» **STORED DATA**:
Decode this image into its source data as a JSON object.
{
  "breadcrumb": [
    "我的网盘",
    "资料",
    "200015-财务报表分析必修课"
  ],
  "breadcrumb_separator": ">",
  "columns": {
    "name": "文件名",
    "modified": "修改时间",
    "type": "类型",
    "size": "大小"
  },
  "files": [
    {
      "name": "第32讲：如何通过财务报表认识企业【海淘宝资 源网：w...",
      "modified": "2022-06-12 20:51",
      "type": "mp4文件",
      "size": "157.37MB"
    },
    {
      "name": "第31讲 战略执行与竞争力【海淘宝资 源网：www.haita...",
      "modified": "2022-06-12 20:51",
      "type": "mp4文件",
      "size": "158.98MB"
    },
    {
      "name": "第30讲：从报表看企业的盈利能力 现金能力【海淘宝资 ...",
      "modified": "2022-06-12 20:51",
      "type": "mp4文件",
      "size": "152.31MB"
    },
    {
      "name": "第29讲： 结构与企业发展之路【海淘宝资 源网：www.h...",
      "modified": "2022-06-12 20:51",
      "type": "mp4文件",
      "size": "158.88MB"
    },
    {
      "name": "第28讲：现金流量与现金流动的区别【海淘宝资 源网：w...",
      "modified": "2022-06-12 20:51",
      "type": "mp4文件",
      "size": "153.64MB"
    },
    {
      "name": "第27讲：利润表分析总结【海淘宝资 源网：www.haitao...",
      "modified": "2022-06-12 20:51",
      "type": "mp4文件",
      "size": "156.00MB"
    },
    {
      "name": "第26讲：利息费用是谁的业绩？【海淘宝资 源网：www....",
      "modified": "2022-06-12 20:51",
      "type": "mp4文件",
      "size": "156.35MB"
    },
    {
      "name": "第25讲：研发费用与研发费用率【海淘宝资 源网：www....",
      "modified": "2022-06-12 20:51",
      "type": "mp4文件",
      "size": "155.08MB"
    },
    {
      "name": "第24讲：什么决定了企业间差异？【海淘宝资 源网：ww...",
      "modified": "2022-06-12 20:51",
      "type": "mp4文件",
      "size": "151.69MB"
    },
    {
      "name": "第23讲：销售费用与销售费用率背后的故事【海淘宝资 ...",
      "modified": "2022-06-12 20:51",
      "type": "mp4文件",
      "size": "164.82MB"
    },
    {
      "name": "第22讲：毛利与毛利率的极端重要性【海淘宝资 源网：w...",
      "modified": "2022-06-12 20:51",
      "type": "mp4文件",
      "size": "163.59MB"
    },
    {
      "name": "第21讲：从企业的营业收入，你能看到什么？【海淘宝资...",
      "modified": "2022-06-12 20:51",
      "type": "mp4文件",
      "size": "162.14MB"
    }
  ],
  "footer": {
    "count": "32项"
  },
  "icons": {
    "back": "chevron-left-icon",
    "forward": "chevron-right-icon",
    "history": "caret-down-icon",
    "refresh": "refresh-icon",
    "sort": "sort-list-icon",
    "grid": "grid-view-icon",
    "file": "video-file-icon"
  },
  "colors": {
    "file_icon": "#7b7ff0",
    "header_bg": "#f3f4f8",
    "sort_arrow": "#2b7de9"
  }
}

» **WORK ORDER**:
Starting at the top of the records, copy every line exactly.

» **SOLVED EXERCISE**:
Decode this image into its source data as a JSON object.
{
  "breadcrumb": [
    "我的网盘",
    "资料",
    "200015-财务报表分析必修课"
  ],
  "breadcrumb_separator": ">",
  "columns": {
    "name": "文件名",
    "modified": "修改时间",
    "type": "类型",
    "size": "大小"
  },
  "files": [
    {
      "name": "第32讲：如何通过财务报表认识企业【海淘宝资 源网：w...",
      "modified": "2022-06-12 20:51",
      "type": "mp4文件",
      "size": "157.37MB"
    },
    {
      "name": "第31讲 战略执行与竞争力【海淘宝资 源网：www.haita...",
      "modified": "2022-06-12 20:51",
      "type": "mp4文件",
      "size": "158.98MB"
    },
    {
      "name": "第30讲：从报表看企业的盈利能力 现金能力【海淘宝资 ...",
      "modified": "2022-06-12 20:51",
      "type": "mp4文件",
      "size": "152.31MB"
    },
    {
      "name": "第29讲： 结构与企业发展之路【海淘宝资 源网：www.h...",
      "modified": "2022-06-12 20:51",
      "type": "mp4文件",
      "size": "158.88MB"
    },
    {
      "name": "第28讲：现金流量与现金流动的区别【海淘宝资 源网：w...",
      "modified": "2022-06-12 20:51",
      "type": "mp4文件",
      "size": "153.64MB"
    },
    {
      "name": "第27讲：利润表分析总结【海淘宝资 源网：www.haitao...",
      "modified": "2022-06-12 20:51",
      "type": "mp4文件",
      "size": "156.00MB"
    },
    {
      "name": "第26讲：利息费用是谁的业绩？【海淘宝资 源网：www....",
      "modified": "2022-06-12 20:51",
      "type": "mp4文件",
      "size": "156.35MB"
    },
    {
      "name": "第25讲：研发费用与研发费用率【海淘宝资 源网：www....",
      "modified": "2022-06-12 20:51",
      "type": "mp4文件",
      "size": "155.08MB"
    },
    {
      "name": "第24讲：什么决定了企业间差异？【海淘宝资 源网：ww...",
      "modified": "2022-06-12 20:51",
      "type": "mp4文件",
      "size": "151.69MB"
    },
    {
      "name": "第23讲：销售费用与销售费用率背后的故事【海淘宝资 ...",
      "modified": "2022-06-12 20:51",
      "type": "mp4文件",
      "size": "164.82MB"
    },
    {
      "name": "第22讲：毛利与毛利率的极端重要性【海淘宝资 源网：w...",
      "modified": "2022-06-12 20:51",
      "type": "mp4文件",
      "size": "163.59MB"
    },
    {
      "name": "第21讲：从企业的营业收入，你能看到什么？【海淘宝资...",
      "modified": "2022-06-12 20:51",
      "type": "mp4文件",
      "size": "162.14MB"
    }
  ],
  "footer": {
    "count": "32项"
  },
  "icons": {
    "back": "chevron-left-icon",
    "forward": "chevron-right-icon",
    "history": "caret-down-icon",
    "refresh": "refresh-icon",
    "sort": "sort-list-icon",
    "grid": "grid-view-icon",
    "file": "video-file-icon"
  },
  "colors": {
    "file_icon": "#7b7ff0",
    "header_bg": "#f3f4f8",
    "sort_arrow": "#2b7de9"
  }
}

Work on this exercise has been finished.